This eye-catching flower will add wonder to your garden. Calla lilies are elegant and timeless and perfect for containers. They come in a large variety of colors and textures to match every style. Bloom time is between July and October. Grab varieties of calla lilies such as Flame, Captain Marrero or Ruby Sensation for the paintbrush affect.
This exquisite flower is a display itself with its layer upon layer of silky petals. It is similar to a rose and is often considered high end delicacy. One thing to remember is to soak the bulb before planting to encourage growth. Bloom time is between June and August.
Watch below as Laura from Garden Answer shows how to plant bulbs!
As evenings become cooler and crisper and the daylight gets shorter and shorter, it’s a signal that frost is not too far away. The change in temperature and season can leave gardeners longing for the warm summer air, instead of prepping for winter.
There’s still plenty of gardening to be done this time of year. Get the most out of your fall harvest and set your garden up for spring success by jumping on these garden tasks now.
6 Tips for Fall Gardening
It’s no secret that the best time to plant a tree or shrub is in the fall. Before you plant, evaluate the landscape to assess the amount of sunlight, ground vegetation, proximity to permanent structures, and hazards, such as overhead wires or underground pipes. Choose a site where the tree will be able to grow to its mature height. Then, dig a hole twice as wide and the same depth as the root ball. Place the tree in the hole at the same depth it was growing before and fill half the hole with compost or Espoma’s All Purpose Garden Soil. Mix in an organic fertilizer such as Bio-tone Starter Plus with the soil. Backfill the hole, give it a nice drink of water and watch your tree grow.
Get Bulbs in the Ground
Spring-blooming bulbs can generally be planted any time before the soil begins to freeze. Give bulbs their best shot by planting a few weeks before the ground is frozen to help them establish roots. Be sure to add in a scoop of Bulb-tone to each planting hole.

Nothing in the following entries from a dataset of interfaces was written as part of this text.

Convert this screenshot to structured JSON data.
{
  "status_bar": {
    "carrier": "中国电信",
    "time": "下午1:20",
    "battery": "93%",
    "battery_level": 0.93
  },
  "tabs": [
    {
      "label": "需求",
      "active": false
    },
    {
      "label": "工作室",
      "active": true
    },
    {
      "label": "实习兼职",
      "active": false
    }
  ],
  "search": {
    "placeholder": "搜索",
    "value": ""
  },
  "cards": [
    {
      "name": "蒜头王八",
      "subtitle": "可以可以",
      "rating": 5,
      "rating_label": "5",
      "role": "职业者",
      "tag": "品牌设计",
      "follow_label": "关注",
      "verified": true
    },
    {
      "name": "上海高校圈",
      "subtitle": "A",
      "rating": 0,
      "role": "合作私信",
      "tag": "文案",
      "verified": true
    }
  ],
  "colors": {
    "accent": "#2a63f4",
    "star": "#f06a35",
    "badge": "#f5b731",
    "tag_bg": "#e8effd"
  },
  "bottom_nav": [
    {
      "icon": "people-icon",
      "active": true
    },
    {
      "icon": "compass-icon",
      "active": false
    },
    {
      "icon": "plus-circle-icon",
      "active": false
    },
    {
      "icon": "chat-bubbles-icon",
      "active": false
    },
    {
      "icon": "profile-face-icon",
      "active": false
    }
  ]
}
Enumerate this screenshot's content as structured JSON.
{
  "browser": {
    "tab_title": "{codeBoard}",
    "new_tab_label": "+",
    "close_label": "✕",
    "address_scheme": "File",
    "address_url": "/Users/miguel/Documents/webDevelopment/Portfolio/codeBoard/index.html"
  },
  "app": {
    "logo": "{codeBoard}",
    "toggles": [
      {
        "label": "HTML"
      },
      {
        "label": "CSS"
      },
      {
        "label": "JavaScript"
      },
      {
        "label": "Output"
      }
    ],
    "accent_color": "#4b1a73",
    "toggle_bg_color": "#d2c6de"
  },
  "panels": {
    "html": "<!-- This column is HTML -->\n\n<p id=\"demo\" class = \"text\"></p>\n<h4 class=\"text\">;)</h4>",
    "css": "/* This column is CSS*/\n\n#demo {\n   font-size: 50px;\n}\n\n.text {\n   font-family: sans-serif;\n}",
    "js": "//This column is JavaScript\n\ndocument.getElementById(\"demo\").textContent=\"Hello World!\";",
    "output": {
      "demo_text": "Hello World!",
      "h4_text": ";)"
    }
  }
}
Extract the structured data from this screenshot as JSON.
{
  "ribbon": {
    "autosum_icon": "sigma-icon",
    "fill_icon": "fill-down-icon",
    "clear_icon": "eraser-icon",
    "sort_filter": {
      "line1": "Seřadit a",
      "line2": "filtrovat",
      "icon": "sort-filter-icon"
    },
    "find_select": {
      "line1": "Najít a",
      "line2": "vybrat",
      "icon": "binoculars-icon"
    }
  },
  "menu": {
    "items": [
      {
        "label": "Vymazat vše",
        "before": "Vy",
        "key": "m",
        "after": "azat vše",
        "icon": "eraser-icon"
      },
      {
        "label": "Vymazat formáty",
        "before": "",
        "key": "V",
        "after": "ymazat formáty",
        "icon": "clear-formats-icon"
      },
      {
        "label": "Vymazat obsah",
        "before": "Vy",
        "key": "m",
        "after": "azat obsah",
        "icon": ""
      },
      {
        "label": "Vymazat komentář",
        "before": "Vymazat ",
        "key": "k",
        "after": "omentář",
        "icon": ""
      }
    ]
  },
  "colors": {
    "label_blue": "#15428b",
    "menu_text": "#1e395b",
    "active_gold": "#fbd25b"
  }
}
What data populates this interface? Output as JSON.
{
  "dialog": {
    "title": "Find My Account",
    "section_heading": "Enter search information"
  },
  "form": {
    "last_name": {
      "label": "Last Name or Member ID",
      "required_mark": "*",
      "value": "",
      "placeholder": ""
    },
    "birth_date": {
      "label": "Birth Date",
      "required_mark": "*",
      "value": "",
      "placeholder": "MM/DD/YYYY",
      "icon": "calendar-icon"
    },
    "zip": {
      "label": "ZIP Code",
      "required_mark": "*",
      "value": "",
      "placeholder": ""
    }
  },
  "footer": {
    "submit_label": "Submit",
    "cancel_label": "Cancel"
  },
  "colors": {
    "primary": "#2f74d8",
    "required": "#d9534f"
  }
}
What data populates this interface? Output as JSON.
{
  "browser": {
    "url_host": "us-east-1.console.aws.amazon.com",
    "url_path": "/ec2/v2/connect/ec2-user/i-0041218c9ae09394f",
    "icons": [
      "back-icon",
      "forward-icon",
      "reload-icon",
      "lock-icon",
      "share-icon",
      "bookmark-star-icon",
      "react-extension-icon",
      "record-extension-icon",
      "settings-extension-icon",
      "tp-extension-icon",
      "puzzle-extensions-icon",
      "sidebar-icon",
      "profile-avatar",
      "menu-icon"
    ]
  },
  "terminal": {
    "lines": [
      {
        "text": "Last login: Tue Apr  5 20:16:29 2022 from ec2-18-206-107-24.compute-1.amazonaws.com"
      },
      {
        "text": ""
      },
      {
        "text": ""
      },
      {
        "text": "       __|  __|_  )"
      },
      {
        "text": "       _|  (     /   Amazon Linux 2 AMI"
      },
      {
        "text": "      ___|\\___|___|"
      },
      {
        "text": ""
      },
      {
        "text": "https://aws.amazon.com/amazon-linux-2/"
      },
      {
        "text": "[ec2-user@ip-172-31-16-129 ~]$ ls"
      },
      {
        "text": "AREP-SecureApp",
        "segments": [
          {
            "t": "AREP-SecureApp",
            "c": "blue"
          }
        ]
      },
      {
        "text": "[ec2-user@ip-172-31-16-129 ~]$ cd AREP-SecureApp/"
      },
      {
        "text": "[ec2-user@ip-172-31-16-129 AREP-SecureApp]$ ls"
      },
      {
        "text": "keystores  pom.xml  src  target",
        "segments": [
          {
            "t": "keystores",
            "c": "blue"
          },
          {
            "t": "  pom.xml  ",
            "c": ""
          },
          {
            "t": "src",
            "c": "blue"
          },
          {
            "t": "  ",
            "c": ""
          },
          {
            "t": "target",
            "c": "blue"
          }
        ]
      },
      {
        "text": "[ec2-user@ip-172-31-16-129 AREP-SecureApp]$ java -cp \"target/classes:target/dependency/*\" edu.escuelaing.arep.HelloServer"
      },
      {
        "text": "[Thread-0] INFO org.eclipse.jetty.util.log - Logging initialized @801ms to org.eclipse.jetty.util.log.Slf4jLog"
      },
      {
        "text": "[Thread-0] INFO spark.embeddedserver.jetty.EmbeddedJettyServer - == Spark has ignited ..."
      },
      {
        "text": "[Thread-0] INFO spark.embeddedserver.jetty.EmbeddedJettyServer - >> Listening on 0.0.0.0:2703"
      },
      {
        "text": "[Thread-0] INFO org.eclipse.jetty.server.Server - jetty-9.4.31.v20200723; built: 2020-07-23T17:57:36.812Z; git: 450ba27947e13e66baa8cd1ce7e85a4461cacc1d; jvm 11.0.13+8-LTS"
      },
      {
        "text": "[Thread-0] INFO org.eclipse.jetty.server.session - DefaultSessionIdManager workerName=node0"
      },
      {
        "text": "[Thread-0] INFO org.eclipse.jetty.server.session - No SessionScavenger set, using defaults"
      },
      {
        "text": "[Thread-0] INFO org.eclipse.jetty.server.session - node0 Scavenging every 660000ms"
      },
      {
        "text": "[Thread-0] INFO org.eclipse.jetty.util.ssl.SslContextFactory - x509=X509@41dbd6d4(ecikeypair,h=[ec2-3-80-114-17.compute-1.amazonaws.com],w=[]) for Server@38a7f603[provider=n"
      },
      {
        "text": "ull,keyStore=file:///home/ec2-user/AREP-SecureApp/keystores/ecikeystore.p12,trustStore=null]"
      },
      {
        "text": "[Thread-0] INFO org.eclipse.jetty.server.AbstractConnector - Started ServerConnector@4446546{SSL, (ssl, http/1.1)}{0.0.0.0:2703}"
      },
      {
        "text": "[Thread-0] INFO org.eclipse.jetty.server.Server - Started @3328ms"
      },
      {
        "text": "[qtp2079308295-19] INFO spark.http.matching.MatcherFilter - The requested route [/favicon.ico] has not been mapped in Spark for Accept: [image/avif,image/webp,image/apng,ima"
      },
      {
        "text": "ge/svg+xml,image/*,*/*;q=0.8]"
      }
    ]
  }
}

Improve the Soil
While fall is for planting, it’s also the perfect time for prepping for next season. Healthy soil is the backbone of every successful garden. Test soil now for pH and nutrient levels and amend accordingly. Dig 4” deep with a stainless steel trowel and either use a DIY soil test or send your soil sample to the county extension office.
To adjust the PH level of your soil, use Espoma’s Organic Garden Lime to raise the pH of very acidic soil. Poke holes in the soil’s surface and scatter on the lime. Rake lightly into the top inch of soil. Or, apply Espoma’s Soil Acidifier to lower the pH of extremely alkaline soil.
All of those colorful leaves that are falling make for perfect additions to your compost pile. If you don’t have a compost pile already, start one! The best compost contains about 25 times more carbon-rich materials than nitrogen-rich materials. Think of these as brown and green materials. Brown materials include paper, straw or dried leaves. Green materials include garden and food scraps. Add Espoma’s Compost Starter to help speed the composting process, for rich, fertile compost.
Top with Mulch
Add a thick blanket of mulch to reduce evaporation and control weeds.
Choose organic mulch that will improve the soil as it decomposes. Lay 2 – 3” of mulch around established plants.
When mulching trees, the mulch should extend away from the plant to just beyond the drip line covering a bit of the roots. Keep 2 – 3” away from the stems of woody plants and 6 – 12” away from buildings to avoid pests.
Prep and harvest fall crops
If it looks like frost will arrive earlier than expected, protect your crops and extend your growing season by covering with a sheet, blanket or tarp. Use stakes to keep the cover from touching the plants.
Looking for an indoor project? Check out this low-light succulent planter from Garden Answer.
Not sure what to do once tulip blooms are finished? Laura from Garden Answer demonstrates how to care for tulip bulbs so they come back year after year.